=== Available records ===

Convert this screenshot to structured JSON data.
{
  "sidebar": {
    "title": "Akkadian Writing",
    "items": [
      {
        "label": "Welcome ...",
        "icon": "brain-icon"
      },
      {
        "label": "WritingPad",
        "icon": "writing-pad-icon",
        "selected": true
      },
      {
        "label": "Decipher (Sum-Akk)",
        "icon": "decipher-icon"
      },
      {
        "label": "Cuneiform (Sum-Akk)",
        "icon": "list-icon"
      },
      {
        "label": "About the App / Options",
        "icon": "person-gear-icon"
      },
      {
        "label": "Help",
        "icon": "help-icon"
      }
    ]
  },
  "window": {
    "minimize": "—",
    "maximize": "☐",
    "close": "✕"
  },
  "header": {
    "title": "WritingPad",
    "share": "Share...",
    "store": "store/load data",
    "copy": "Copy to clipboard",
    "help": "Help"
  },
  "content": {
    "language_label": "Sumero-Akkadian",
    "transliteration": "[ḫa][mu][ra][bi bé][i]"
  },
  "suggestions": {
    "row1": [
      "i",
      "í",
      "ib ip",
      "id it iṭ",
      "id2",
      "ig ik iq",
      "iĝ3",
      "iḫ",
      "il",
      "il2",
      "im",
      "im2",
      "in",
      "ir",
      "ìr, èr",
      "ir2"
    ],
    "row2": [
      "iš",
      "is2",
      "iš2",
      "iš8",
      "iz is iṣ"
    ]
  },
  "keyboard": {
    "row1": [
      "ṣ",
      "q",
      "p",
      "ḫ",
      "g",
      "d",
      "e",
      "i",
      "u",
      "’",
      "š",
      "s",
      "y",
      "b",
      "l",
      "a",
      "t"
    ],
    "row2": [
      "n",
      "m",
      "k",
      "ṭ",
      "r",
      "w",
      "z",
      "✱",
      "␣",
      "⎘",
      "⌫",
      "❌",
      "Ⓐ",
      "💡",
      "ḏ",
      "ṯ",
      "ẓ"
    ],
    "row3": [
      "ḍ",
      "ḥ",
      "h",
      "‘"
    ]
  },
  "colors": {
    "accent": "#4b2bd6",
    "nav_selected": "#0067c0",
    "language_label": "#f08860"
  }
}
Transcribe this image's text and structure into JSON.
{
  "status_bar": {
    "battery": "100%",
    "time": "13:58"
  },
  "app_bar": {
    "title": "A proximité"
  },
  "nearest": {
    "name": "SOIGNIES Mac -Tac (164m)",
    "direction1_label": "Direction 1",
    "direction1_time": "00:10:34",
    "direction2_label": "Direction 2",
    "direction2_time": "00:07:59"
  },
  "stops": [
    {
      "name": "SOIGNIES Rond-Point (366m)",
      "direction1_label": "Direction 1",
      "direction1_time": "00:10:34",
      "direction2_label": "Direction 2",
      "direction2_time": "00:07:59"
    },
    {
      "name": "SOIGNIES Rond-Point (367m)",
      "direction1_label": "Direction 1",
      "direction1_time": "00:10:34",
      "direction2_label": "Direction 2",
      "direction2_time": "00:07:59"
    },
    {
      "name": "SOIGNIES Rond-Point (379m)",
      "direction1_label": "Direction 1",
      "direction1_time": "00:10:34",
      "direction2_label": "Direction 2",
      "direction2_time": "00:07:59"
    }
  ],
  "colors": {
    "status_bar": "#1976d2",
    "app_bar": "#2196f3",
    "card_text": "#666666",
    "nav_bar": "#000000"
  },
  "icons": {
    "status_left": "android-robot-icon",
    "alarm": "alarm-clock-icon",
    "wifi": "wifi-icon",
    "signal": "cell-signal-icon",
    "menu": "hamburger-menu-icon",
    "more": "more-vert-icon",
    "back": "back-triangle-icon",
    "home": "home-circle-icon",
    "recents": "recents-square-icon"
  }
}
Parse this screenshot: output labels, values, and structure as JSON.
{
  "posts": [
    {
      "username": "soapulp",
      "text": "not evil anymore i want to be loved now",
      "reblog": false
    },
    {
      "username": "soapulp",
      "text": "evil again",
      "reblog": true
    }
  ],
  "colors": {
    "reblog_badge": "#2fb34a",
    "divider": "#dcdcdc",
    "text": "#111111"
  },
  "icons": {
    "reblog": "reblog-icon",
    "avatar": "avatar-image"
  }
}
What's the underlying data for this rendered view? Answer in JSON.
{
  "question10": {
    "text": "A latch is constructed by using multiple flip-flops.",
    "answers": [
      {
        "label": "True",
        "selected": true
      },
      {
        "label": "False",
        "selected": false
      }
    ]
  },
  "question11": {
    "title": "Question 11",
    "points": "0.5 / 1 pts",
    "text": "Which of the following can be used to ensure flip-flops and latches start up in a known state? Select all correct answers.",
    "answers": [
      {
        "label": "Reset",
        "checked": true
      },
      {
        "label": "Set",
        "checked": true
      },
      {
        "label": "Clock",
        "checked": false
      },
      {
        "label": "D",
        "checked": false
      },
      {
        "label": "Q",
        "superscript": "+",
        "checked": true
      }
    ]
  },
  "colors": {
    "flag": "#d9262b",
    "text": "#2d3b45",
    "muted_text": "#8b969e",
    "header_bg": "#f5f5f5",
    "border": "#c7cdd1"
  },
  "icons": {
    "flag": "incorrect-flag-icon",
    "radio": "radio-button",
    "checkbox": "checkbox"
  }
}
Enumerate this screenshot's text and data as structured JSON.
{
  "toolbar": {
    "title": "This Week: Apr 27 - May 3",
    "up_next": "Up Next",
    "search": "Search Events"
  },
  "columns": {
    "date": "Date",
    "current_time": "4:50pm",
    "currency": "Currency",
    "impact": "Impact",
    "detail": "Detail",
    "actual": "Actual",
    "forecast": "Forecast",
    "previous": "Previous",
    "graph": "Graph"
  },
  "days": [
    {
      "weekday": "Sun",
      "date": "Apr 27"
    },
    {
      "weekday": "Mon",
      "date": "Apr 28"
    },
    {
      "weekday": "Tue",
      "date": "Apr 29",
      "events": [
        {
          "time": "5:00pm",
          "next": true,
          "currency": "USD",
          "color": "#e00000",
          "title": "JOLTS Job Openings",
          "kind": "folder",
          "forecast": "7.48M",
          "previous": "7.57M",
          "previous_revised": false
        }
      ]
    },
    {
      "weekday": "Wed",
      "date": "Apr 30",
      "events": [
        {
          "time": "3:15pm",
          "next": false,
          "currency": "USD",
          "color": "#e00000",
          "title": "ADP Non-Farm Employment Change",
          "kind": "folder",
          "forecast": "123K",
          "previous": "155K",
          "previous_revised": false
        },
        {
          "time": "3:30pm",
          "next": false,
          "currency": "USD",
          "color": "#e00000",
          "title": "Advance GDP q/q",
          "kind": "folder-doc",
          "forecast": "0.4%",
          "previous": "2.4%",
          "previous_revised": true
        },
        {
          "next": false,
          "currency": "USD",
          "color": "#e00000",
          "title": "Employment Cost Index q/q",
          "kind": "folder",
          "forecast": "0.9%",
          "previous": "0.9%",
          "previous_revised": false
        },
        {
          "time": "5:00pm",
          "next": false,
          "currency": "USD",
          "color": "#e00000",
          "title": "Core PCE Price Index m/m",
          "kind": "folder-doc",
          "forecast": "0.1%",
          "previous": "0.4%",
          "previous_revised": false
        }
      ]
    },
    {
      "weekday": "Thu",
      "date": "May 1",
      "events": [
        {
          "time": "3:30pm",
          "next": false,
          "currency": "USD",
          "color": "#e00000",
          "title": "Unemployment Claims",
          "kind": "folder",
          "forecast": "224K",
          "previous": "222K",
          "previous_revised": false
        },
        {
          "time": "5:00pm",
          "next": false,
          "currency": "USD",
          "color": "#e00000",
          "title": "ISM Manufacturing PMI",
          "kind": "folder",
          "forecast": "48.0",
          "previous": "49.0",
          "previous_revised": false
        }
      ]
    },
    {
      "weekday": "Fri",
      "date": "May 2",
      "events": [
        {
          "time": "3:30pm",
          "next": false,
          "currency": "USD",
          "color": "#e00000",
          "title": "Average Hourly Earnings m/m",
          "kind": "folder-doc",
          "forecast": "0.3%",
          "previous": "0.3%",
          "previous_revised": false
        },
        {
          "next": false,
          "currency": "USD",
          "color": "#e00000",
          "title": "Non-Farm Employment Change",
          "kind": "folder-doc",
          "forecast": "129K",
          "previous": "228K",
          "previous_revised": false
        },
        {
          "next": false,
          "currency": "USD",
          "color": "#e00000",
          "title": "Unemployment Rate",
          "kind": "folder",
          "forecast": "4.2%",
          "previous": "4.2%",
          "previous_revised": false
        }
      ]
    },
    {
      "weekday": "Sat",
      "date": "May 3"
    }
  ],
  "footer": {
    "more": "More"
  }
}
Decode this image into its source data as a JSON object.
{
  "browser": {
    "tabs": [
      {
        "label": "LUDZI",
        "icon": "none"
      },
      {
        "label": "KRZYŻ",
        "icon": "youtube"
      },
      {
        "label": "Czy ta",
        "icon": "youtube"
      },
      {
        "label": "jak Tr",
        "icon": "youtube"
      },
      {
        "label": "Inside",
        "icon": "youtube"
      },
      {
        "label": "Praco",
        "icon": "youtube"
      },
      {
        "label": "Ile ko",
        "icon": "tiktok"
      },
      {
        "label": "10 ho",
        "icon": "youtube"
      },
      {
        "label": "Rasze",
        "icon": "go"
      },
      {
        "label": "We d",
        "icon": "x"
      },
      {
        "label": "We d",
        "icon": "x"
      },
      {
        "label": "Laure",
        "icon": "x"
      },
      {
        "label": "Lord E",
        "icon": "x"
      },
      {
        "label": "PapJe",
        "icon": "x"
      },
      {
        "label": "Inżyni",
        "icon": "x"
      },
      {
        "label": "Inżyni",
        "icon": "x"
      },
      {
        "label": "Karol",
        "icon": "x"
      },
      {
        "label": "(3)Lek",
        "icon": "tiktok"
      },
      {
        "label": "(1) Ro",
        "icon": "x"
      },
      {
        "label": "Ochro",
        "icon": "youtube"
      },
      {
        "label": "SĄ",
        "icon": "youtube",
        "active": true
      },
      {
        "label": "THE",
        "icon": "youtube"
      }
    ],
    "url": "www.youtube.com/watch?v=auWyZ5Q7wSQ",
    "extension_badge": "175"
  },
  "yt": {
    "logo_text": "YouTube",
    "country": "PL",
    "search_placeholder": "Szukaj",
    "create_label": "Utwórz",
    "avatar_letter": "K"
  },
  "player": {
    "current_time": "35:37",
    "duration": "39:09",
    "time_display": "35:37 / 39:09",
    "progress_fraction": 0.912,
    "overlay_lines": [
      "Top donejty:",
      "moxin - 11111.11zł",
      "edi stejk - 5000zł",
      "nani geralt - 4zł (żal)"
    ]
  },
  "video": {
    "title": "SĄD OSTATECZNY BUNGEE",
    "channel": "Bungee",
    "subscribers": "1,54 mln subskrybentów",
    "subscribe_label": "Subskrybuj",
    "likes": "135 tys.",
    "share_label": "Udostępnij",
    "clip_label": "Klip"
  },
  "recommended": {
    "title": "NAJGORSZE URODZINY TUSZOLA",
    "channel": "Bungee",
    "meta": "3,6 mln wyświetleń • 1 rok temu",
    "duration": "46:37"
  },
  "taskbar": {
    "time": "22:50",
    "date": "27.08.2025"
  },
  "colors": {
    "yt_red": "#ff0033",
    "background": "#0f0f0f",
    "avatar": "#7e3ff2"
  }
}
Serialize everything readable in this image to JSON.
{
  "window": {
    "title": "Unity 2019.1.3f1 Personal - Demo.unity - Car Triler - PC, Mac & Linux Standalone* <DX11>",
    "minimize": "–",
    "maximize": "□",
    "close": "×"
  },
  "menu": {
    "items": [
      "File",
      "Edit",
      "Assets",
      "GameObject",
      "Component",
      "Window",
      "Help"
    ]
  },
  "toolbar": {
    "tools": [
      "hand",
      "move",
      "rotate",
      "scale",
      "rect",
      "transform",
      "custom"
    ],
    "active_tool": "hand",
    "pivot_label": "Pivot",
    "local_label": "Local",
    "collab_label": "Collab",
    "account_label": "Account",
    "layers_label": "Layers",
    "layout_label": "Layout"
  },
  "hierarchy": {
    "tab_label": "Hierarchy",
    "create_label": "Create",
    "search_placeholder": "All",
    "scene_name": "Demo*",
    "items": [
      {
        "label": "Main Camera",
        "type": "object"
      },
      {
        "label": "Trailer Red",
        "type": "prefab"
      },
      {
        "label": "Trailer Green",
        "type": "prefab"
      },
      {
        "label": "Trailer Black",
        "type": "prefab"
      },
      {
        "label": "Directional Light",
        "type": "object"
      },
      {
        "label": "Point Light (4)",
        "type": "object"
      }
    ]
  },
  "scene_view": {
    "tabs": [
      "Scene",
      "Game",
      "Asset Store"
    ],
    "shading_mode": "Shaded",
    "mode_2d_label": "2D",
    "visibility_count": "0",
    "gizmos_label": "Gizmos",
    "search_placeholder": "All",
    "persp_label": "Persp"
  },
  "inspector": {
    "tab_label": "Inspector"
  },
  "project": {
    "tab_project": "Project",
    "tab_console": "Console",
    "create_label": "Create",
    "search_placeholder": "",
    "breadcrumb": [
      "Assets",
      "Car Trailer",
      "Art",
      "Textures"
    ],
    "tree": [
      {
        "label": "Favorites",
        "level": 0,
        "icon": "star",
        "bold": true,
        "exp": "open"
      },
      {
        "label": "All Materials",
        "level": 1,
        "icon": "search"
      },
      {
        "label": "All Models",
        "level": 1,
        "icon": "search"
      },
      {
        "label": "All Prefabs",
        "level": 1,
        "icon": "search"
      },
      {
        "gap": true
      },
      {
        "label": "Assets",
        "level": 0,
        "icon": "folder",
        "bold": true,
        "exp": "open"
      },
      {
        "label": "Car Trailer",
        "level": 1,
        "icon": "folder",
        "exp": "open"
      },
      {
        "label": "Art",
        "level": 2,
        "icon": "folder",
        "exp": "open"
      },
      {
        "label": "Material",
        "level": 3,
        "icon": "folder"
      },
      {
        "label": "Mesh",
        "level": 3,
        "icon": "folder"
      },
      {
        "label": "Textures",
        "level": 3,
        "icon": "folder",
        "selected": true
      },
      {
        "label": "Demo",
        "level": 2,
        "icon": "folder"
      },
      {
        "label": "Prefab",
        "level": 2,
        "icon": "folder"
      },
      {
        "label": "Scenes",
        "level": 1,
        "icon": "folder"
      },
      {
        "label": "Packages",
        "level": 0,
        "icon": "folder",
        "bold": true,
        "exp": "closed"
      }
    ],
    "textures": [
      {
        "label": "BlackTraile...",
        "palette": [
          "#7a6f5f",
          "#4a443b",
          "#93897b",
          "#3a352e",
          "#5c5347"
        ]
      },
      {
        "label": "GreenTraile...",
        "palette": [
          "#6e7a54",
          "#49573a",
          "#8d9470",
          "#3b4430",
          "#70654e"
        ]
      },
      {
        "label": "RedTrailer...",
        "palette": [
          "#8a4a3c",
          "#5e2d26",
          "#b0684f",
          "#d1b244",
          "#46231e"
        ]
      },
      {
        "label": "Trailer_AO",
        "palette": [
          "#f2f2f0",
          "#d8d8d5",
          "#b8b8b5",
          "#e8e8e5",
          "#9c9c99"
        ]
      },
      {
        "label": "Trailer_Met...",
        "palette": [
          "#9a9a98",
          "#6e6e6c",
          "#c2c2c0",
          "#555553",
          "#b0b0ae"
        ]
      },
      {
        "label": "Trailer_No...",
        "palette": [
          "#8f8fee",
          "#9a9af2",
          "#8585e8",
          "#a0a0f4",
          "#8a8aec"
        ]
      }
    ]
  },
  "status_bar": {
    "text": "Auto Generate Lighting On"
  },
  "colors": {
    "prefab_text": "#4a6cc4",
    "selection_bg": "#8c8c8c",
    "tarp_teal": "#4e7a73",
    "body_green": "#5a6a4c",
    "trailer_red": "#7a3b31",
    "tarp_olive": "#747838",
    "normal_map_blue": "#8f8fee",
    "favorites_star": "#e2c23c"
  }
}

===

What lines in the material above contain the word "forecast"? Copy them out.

Task output –
    "forecast": "Forecast",
          "forecast": "7.48M",
          "forecast": "123K",
          "forecast": "0.4%",
          "forecast": "0.9%",
          "forecast": "0.1%",
          "forecast": "224K",
          "forecast": "48.0",
          "forecast": "0.3%",
          "forecast": "129K",
          "forecast": "4.2%",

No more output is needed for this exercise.